> [Task statement]:
Reproduce the data that follows precisely.

> [Data for this task]:

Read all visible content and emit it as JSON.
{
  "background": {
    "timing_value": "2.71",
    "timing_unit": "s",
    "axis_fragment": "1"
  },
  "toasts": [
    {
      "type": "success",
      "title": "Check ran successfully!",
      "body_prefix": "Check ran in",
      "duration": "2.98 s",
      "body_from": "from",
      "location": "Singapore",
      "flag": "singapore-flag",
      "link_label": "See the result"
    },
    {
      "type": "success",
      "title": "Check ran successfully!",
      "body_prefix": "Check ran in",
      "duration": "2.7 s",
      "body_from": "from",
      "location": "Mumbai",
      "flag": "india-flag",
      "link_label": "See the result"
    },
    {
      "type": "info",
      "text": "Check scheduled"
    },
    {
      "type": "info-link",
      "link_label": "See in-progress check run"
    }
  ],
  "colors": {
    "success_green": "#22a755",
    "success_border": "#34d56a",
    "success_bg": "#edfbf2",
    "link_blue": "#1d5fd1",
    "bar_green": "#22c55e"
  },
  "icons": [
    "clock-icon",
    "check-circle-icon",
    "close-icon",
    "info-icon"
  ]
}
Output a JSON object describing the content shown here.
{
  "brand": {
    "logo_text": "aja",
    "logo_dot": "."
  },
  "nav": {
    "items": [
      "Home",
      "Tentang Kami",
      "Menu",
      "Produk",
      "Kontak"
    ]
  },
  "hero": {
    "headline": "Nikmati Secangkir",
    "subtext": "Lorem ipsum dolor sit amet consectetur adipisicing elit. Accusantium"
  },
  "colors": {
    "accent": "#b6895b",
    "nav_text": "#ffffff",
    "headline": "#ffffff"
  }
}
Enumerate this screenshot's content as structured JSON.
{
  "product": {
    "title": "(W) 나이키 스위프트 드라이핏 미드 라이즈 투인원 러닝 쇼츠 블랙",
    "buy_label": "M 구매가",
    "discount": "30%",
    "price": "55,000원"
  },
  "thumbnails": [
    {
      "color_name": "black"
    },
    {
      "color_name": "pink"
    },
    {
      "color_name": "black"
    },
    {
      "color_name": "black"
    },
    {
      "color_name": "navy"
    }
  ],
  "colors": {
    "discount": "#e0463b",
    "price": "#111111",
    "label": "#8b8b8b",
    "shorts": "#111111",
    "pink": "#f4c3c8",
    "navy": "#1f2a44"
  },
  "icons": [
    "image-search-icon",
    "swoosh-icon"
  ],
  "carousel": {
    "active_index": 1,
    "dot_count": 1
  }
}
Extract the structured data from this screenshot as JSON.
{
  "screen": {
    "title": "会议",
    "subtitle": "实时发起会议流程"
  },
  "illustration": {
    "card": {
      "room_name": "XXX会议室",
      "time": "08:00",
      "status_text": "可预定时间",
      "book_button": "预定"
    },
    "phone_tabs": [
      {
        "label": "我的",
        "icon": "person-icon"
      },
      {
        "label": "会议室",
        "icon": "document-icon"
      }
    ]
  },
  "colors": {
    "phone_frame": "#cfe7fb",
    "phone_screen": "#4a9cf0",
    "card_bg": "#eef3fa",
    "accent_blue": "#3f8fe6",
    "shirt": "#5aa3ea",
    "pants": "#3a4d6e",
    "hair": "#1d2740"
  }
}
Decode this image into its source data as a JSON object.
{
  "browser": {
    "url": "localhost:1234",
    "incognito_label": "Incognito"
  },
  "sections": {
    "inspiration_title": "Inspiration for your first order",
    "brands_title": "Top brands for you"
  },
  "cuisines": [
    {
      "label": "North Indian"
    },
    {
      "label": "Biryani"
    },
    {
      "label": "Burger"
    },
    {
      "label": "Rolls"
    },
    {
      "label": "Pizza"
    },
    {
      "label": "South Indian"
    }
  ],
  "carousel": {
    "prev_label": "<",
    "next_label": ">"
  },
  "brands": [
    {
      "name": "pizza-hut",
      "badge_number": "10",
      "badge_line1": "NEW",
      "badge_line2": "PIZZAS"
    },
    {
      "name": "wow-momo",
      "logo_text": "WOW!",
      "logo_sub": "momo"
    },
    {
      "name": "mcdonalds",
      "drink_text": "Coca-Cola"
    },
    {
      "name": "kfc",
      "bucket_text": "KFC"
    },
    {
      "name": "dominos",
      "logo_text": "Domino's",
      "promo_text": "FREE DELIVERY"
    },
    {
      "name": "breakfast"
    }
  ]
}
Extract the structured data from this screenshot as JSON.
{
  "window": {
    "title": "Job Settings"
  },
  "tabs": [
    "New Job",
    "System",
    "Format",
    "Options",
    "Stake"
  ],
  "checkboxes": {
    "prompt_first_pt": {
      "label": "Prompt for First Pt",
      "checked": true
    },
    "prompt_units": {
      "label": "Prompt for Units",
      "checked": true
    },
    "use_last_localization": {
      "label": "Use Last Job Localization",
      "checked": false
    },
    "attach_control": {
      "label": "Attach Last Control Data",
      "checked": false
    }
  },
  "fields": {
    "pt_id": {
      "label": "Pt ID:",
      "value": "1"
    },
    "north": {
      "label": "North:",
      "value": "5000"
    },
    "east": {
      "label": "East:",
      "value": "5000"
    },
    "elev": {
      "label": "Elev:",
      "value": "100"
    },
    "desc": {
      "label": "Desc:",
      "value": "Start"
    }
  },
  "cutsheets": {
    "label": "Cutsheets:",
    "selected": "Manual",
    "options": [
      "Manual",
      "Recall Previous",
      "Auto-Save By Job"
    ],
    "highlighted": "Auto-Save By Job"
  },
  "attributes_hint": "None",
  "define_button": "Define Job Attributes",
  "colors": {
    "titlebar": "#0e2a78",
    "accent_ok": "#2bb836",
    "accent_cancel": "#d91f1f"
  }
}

> [Exercise response]:
Read all visible content and emit it as JSON.
{
  "background": {
    "timing_value": "2.71",
    "timing_unit": "s",
    "axis_fragment": "1"
  },
  "toasts": [
    {
      "type": "success",
      "title": "Check ran successfully!",
      "body_prefix": "Check ran in",
      "duration": "2.98 s",
      "body_from": "from",
      "location": "Singapore",
      "flag": "singapore-flag",
      "link_label": "See the result"
    },
    {
      "type": "success",
      "title": "Check ran successfully!",
      "body_prefix": "Check ran in",
      "duration": "2.7 s",
      "body_from": "from",
      "location": "Mumbai",
      "flag": "india-flag",
      "link_label": "See the result"
    },
    {
      "type": "info",
      "text": "Check scheduled"
    },
    {
      "type": "info-link",
      "link_label": "See in-progress check run"
    }
  ],
  "colors": {
    "success_green": "#22a755",
    "success_border": "#34d56a",
    "success_bg": "#edfbf2",
    "link_blue": "#1d5fd1",
    "bar_green": "#22c55e"
  },
  "icons": [
    "clock-icon",
    "check-circle-icon",
    "close-icon",
    "info-icon"
  ]
}
Output a JSON object describing the content shown here.
{
  "brand": {
    "logo_text": "aja",
    "logo_dot": "."
  },
  "nav": {
    "items": [
      "Home",
      "Tentang Kami",
      "Menu",
      "Produk",
      "Kontak"
    ]
  },
  "hero": {
    "headline": "Nikmati Secangkir",
    "subtext": "Lorem ipsum dolor sit amet consectetur adipisicing elit. Accusantium"
  },
  "colors": {
    "accent": "#b6895b",
    "nav_text": "#ffffff",
    "headline": "#ffffff"
  }
}
Enumerate this screenshot's content as structured JSON.
{
  "product": {
    "title": "(W) 나이키 스위프트 드라이핏 미드 라이즈 투인원 러닝 쇼츠 블랙",
    "buy_label": "M 구매가",
    "discount": "30%",
    "price": "55,000원"
  },
  "thumbnails": [
    {
      "color_name": "black"
    },
    {
      "color_name": "pink"
    },
    {
      "color_name": "black"
    },
    {
      "color_name": "black"
    },
    {
      "color_name": "navy"
    }
  ],
  "colors": {
    "discount": "#e0463b",
    "price": "#111111",
    "label": "#8b8b8b",
    "shorts": "#111111",
    "pink": "#f4c3c8",
    "navy": "#1f2a44"
  },
  "icons": [
    "image-search-icon",
    "swoosh-icon"
  ],
  "carousel": {
    "active_index": 1,
    "dot_count": 1
  }
}
Extract the structured data from this screenshot as JSON.
{
  "screen": {
    "title": "会议",
    "subtitle": "实时发起会议流程"
  },
  "illustration": {
    "card": {
      "room_name": "XXX会议室",
      "time": "08:00",
      "status_text": "可预定时间",
      "book_button": "预定"
    },
    "phone_tabs": [
      {
        "label": "我的",
        "icon": "person-icon"
      },
      {
        "label": "会议室",
        "icon": "document-icon"
      }
    ]
  },
  "colors": {
    "phone_frame": "#cfe7fb",
    "phone_screen": "#4a9cf0",
    "card_bg": "#eef3fa",
    "accent_blue": "#3f8fe6",
    "shirt": "#5aa3ea",
    "pants": "#3a4d6e",
    "hair": "#1d2740"
  }
}
Decode this image into its source data as a JSON object.
{
  "browser": {
    "url": "localhost:1234",
    "incognito_label": "Incognito"
  },
  "sections": {
    "inspiration_title": "Inspiration for your first order",
    "brands_title": "Top brands for you"
  },
  "cuisines": [
    {
      "label": "North Indian"
    },
    {
      "label": "Biryani"
    },
    {
      "label": "Burger"
    },
    {
      "label": "Rolls"
    },
    {
      "label": "Pizza"
    },
    {
      "label": "South Indian"
    }
  ],
  "carousel": {
    "prev_label": "<",
    "next_label": ">"
  },
  "brands": [
    {
      "name": "pizza-hut",
      "badge_number": "10",
      "badge_line1": "NEW",
      "badge_line2": "PIZZAS"
    },
    {
      "name": "wow-momo",
      "logo_text": "WOW!",
      "logo_sub": "momo"
    },
    {
      "name": "mcdonalds",
      "drink_text": "Coca-Cola"
    },
    {
      "name": "kfc",
      "bucket_text": "KFC"
    },
    {
      "name": "dominos",
      "logo_text": "Domino's",
      "promo_text": "FREE DELIVERY"
    },
    {
      "name": "breakfast"
    }
  ]
}
Extract the structured data from this screenshot as JSON.
{
  "window": {
    "title": "Job Settings"
  },
  "tabs": [
    "New Job",
    "System",
    "Format",
    "Options",
    "Stake"
  ],
  "checkboxes": {
    "prompt_first_pt": {
      "label": "Prompt for First Pt",
      "checked": true
    },
    "prompt_units": {
      "label": "Prompt for Units",
      "checked": true
    },
    "use_last_localization": {
      "label": "Use Last Job Localization",
      "checked": false
    },
    "attach_control": {
      "label": "Attach Last Control Data",
      "checked": false
    }
  },
  "fields": {
    "pt_id": {
      "label": "Pt ID:",
      "value": "1"
    },
    "north": {
      "label": "North:",
      "value": "5000"
    },
    "east": {
      "label": "East:",
      "value": "5000"
    },
    "elev": {
      "label": "Elev:",
      "value": "100"
    },
    "desc": {
      "label": "Desc:",
      "value": "Start"
    }
  },
  "cutsheets": {
    "label": "Cutsheets:",
    "selected": "Manual",
    "options": [
      "Manual",
      "Recall Previous",
      "Auto-Save By Job"
    ],
    "highlighted": "Auto-Save By Job"
  },
  "attributes_hint": "None",
  "define_button": "Define Job Attributes",
  "colors": {
    "titlebar": "#0e2a78",
    "accent_ok": "#2bb836",
    "accent_cancel": "#d91f1f"
  }
}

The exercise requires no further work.